Work required:
Report each line of the data that has "active" somewhere in it.

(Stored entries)
= = = = =
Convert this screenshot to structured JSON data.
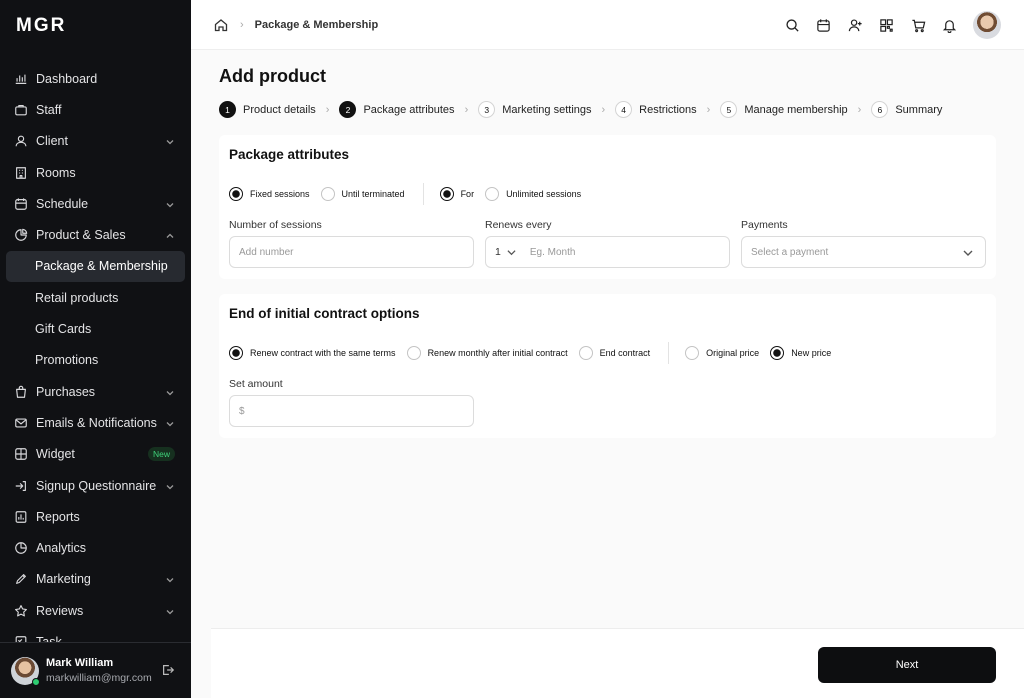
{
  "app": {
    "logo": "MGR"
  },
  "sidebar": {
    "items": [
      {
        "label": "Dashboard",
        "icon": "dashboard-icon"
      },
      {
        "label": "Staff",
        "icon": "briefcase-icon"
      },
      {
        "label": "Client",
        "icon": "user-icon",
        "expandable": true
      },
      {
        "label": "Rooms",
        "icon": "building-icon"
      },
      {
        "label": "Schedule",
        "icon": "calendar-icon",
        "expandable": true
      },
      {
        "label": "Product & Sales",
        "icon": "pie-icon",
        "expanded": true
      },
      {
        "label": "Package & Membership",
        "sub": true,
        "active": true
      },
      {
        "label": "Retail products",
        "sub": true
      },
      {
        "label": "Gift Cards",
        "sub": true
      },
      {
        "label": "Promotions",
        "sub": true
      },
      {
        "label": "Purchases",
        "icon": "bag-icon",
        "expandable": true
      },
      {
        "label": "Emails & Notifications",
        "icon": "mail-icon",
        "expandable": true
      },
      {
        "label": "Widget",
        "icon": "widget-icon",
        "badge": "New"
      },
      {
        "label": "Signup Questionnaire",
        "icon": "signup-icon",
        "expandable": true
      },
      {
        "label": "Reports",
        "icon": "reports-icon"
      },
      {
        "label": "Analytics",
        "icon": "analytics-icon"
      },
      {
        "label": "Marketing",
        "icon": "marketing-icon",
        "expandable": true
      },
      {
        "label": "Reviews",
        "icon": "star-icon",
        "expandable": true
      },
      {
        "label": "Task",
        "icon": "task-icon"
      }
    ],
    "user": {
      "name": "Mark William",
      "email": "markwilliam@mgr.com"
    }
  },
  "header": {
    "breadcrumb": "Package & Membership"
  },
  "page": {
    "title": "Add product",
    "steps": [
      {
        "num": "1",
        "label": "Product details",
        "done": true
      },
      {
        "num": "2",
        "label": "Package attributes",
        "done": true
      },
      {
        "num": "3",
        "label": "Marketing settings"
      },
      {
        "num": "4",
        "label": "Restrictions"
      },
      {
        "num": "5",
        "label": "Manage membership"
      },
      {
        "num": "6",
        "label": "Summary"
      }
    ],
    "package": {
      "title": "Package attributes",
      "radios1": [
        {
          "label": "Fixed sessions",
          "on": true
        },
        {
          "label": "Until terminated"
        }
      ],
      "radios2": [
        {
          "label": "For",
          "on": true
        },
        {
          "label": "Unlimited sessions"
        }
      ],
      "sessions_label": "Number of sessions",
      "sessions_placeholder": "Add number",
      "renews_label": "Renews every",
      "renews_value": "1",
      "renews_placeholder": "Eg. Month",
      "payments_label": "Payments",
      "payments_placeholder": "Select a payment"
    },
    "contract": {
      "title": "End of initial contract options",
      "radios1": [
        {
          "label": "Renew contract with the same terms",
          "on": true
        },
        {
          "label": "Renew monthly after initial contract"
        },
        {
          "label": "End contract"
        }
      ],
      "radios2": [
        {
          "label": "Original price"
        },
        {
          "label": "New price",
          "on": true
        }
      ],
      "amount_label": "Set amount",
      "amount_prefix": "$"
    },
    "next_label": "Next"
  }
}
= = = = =
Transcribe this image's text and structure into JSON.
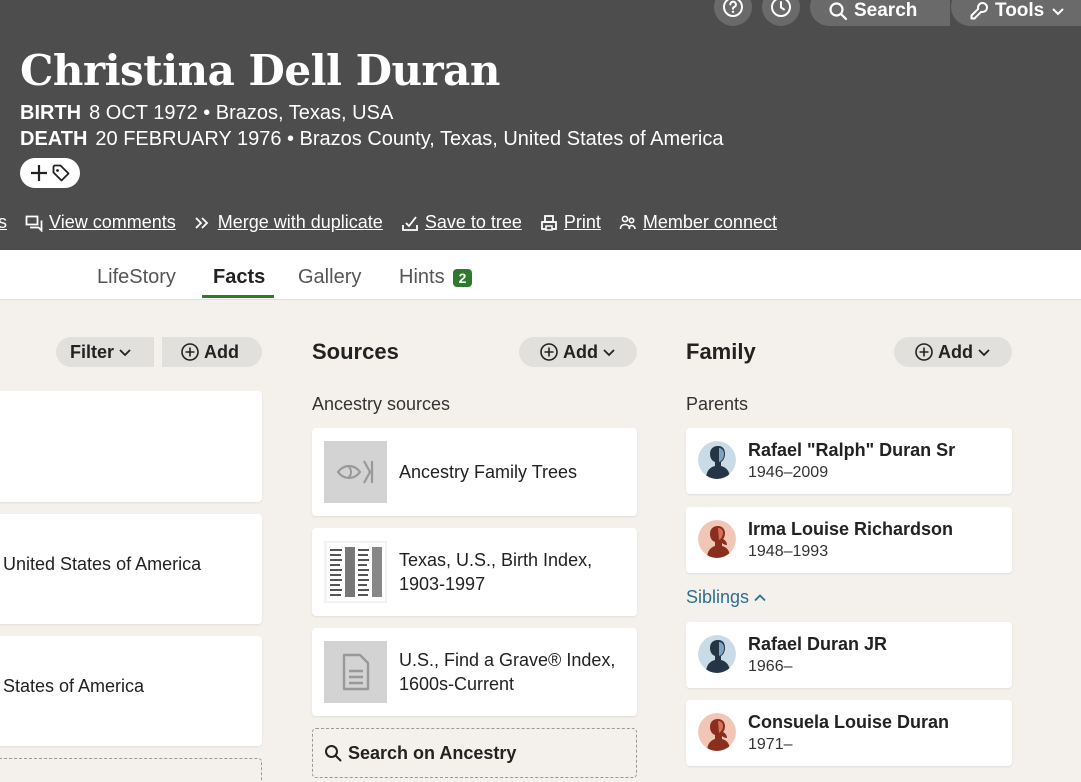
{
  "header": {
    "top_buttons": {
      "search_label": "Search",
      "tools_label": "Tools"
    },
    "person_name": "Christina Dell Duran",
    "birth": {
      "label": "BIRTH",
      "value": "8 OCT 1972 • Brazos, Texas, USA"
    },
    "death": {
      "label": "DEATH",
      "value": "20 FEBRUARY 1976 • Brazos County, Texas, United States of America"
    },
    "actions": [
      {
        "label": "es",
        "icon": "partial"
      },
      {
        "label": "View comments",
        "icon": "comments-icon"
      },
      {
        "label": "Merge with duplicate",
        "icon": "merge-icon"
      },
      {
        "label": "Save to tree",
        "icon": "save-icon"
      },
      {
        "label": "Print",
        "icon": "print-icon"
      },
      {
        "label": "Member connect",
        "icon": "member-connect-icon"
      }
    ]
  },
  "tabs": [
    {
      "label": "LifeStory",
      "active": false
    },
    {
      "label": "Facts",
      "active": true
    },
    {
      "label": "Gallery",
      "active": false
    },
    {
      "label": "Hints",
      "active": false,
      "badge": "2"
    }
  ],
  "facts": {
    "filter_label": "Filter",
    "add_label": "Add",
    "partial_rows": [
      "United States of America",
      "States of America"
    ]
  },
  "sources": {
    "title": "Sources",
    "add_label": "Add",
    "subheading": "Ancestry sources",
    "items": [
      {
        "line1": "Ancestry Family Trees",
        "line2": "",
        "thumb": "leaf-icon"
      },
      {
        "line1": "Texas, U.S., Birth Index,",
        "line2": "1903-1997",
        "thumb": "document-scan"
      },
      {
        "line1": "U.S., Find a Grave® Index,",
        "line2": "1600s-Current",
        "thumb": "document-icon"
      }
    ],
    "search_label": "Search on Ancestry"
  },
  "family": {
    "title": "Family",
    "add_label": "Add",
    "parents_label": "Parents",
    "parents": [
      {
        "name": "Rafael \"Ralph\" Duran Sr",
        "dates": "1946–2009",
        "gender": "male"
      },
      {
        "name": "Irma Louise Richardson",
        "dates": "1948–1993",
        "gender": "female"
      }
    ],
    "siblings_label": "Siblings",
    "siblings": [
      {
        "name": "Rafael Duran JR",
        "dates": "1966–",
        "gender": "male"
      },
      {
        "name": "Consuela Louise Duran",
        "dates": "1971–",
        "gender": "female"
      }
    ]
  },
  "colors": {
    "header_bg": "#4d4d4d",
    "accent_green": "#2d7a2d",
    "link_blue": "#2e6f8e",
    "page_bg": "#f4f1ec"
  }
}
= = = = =
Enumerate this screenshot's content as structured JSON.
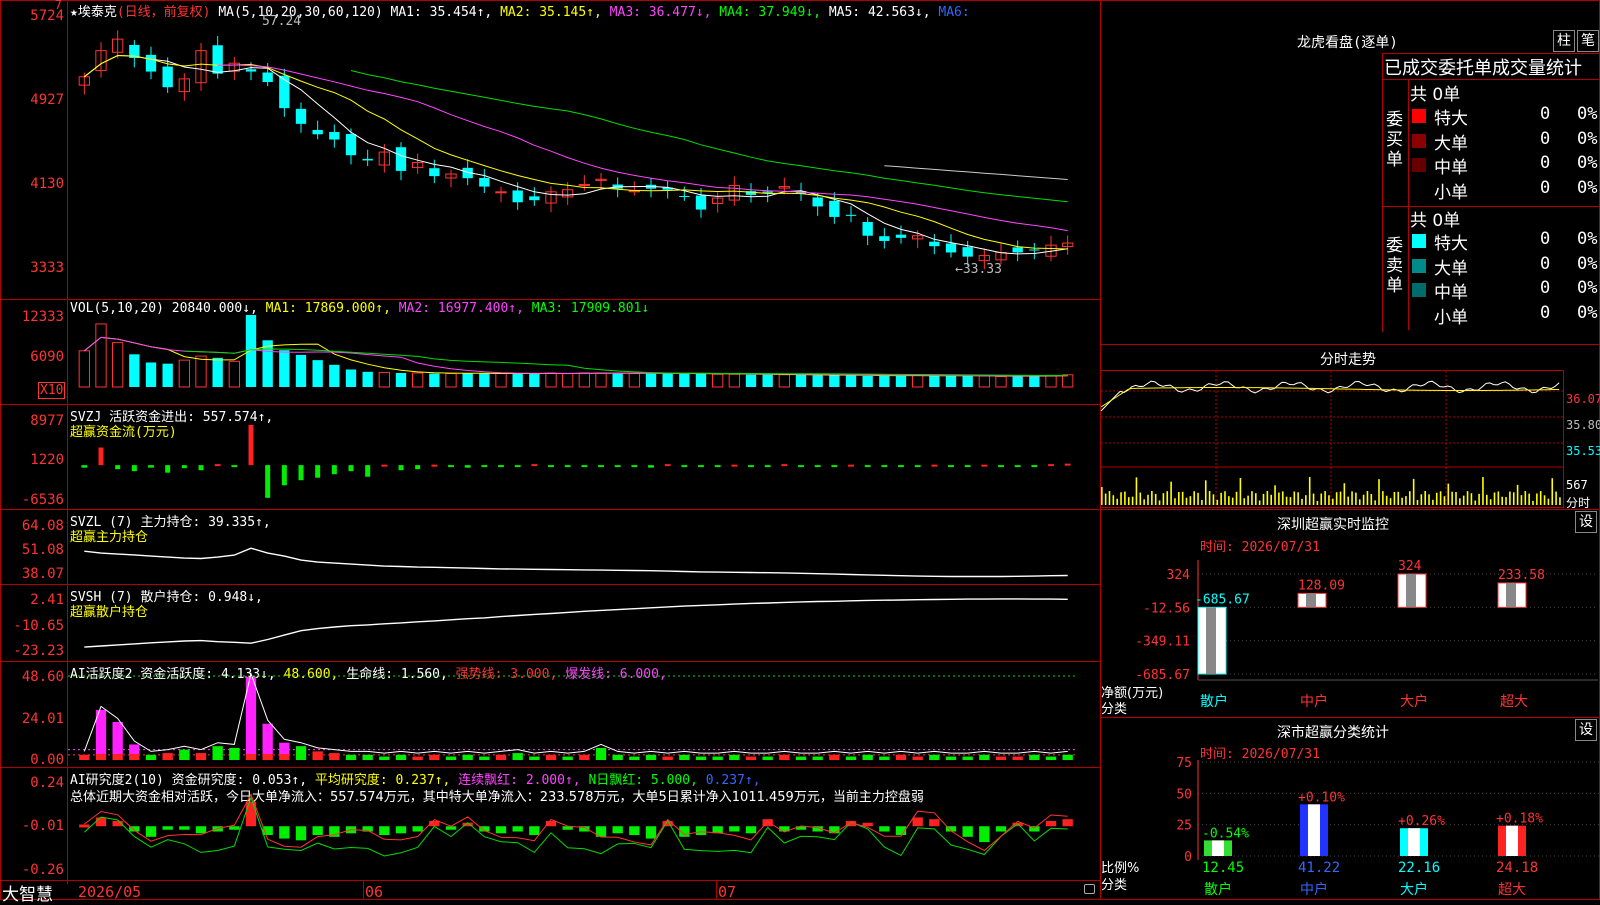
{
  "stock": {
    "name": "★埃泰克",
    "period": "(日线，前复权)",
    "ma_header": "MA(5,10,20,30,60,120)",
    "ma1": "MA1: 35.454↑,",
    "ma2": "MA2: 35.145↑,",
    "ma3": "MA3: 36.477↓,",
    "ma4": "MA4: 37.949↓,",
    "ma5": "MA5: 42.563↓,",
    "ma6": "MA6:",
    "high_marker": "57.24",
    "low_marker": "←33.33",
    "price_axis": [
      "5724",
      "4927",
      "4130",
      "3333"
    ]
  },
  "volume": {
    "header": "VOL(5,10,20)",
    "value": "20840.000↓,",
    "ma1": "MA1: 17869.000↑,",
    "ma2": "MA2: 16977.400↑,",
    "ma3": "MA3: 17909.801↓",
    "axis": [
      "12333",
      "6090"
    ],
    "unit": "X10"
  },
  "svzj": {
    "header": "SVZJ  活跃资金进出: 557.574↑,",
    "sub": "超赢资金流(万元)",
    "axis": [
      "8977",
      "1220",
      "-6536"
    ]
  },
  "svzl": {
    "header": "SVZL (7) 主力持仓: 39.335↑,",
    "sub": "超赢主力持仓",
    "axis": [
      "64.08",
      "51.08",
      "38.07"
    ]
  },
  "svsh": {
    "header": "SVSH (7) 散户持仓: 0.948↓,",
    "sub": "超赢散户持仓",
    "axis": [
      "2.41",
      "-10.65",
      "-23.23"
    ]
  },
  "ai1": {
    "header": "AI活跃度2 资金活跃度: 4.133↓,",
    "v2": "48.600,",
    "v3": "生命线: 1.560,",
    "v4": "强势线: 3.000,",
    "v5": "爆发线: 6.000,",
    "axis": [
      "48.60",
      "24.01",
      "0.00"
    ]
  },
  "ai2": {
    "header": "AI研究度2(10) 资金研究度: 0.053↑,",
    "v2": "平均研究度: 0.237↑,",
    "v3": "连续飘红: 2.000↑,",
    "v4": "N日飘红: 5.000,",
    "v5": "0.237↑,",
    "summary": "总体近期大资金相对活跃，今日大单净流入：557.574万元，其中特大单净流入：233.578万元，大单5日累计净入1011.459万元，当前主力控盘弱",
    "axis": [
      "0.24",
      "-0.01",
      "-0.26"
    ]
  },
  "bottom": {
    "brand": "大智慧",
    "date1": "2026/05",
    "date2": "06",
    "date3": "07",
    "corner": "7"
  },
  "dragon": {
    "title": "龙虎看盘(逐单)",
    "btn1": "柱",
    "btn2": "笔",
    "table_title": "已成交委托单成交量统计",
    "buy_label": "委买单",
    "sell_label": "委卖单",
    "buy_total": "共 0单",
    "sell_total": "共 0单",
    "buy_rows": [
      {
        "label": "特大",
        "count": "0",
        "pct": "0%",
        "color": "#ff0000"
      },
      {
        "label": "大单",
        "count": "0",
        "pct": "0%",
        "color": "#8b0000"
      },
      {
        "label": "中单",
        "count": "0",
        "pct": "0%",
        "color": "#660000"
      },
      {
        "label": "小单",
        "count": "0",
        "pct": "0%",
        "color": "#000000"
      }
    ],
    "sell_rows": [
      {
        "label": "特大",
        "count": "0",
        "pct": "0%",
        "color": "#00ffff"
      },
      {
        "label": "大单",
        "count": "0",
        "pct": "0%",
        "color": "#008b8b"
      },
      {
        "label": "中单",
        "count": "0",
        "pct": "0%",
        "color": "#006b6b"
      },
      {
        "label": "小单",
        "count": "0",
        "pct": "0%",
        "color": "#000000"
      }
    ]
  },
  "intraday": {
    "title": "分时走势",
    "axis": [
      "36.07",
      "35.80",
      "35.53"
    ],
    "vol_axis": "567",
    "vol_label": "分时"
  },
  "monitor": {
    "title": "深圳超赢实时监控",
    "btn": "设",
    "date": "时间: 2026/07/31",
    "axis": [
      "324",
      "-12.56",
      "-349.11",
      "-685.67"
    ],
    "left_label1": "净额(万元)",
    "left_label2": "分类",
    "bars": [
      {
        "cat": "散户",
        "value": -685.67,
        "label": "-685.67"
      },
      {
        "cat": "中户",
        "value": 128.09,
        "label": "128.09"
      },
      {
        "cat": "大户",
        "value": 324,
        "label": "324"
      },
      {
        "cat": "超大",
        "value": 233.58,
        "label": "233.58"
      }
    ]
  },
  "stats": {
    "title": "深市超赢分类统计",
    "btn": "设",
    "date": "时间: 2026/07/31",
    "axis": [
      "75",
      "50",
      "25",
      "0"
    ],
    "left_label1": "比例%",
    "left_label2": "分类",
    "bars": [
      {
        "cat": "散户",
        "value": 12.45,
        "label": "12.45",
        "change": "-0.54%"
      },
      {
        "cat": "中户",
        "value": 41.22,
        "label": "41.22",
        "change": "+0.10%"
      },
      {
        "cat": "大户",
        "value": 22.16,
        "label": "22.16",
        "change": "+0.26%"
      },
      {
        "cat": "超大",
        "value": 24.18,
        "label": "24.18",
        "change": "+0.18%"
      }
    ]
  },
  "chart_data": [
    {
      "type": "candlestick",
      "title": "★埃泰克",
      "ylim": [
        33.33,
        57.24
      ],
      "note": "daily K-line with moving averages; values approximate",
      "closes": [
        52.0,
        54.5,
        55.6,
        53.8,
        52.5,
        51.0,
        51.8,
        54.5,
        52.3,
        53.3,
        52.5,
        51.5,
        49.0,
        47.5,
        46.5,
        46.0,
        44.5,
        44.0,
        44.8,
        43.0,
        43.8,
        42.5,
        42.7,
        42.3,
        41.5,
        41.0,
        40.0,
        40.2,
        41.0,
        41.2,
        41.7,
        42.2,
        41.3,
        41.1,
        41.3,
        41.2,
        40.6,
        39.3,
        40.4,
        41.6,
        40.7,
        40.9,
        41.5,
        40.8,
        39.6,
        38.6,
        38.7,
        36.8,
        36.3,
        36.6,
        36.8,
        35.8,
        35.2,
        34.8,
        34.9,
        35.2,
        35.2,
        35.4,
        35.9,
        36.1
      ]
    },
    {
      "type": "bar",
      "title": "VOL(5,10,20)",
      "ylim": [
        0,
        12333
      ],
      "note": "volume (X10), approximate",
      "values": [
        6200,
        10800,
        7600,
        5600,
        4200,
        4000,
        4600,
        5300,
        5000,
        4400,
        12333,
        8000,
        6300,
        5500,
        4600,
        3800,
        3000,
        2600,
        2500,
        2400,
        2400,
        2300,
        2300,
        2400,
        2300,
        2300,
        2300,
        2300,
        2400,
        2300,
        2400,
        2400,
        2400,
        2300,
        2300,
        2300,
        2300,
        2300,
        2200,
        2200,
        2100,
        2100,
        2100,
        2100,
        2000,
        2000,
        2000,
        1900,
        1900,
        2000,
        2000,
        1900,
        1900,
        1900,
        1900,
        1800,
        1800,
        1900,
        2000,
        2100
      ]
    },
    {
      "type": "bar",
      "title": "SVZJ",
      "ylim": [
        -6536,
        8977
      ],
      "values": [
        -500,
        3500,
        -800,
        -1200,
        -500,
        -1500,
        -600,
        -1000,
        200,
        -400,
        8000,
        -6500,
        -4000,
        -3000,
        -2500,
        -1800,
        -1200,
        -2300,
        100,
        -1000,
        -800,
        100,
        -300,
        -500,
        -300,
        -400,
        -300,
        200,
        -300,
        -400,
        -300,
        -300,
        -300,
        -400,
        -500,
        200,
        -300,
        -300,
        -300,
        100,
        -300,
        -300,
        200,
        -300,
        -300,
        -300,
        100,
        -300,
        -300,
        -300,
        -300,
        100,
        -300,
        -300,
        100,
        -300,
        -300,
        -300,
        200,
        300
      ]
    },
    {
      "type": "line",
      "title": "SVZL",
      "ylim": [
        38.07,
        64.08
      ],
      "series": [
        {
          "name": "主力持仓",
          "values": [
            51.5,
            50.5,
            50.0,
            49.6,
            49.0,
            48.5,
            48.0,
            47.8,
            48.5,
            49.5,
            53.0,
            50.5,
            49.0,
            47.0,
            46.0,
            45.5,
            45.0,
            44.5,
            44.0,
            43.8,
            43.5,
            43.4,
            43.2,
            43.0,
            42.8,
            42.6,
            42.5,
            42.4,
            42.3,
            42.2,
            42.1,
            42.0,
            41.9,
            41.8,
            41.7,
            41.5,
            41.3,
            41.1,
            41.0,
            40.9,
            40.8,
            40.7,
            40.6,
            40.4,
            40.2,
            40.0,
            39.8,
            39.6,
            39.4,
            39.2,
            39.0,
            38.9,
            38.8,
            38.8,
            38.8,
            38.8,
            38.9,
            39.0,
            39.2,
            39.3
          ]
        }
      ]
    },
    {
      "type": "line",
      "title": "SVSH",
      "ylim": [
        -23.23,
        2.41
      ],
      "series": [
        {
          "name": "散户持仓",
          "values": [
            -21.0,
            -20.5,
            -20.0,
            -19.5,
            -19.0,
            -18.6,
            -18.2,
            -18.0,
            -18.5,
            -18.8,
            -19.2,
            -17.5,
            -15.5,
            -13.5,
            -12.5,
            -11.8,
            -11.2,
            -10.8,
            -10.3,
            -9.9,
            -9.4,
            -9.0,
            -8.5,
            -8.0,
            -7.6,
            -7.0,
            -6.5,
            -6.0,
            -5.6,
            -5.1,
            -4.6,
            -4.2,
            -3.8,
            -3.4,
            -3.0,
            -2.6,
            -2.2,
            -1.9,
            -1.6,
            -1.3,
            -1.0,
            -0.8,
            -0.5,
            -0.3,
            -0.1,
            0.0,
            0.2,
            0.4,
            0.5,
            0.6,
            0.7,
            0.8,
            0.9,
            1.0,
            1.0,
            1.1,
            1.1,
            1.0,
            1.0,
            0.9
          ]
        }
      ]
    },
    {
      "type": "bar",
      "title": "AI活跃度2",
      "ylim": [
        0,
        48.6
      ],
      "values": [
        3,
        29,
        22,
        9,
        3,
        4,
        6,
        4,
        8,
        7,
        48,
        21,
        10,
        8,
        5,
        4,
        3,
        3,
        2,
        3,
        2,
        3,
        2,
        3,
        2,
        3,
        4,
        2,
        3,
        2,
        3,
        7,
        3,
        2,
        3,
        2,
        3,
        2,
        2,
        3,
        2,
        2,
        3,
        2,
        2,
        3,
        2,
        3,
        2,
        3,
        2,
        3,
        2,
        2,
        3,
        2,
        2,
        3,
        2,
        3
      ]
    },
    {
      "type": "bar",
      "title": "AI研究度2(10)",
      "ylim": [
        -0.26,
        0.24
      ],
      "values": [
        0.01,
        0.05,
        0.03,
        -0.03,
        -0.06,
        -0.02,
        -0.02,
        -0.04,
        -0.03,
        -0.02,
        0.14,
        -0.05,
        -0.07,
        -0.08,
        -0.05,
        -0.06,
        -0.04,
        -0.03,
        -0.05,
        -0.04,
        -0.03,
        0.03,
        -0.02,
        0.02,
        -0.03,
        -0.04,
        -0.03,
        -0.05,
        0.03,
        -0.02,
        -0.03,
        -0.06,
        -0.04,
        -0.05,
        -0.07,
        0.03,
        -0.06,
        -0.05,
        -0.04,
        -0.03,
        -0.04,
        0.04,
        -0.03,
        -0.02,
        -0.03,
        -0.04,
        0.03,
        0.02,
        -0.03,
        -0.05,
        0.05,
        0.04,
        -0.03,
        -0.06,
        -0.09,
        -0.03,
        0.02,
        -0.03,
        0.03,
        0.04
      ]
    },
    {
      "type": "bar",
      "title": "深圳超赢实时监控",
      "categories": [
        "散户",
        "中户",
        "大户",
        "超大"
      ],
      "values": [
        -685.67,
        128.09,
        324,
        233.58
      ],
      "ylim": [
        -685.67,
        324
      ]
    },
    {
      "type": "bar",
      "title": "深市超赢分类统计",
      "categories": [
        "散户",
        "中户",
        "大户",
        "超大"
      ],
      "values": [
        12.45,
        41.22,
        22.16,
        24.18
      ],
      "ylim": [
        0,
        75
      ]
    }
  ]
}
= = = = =
Result of this task:
        "active": true
      "active": false
      "active": true
      "active": false
      "active": false,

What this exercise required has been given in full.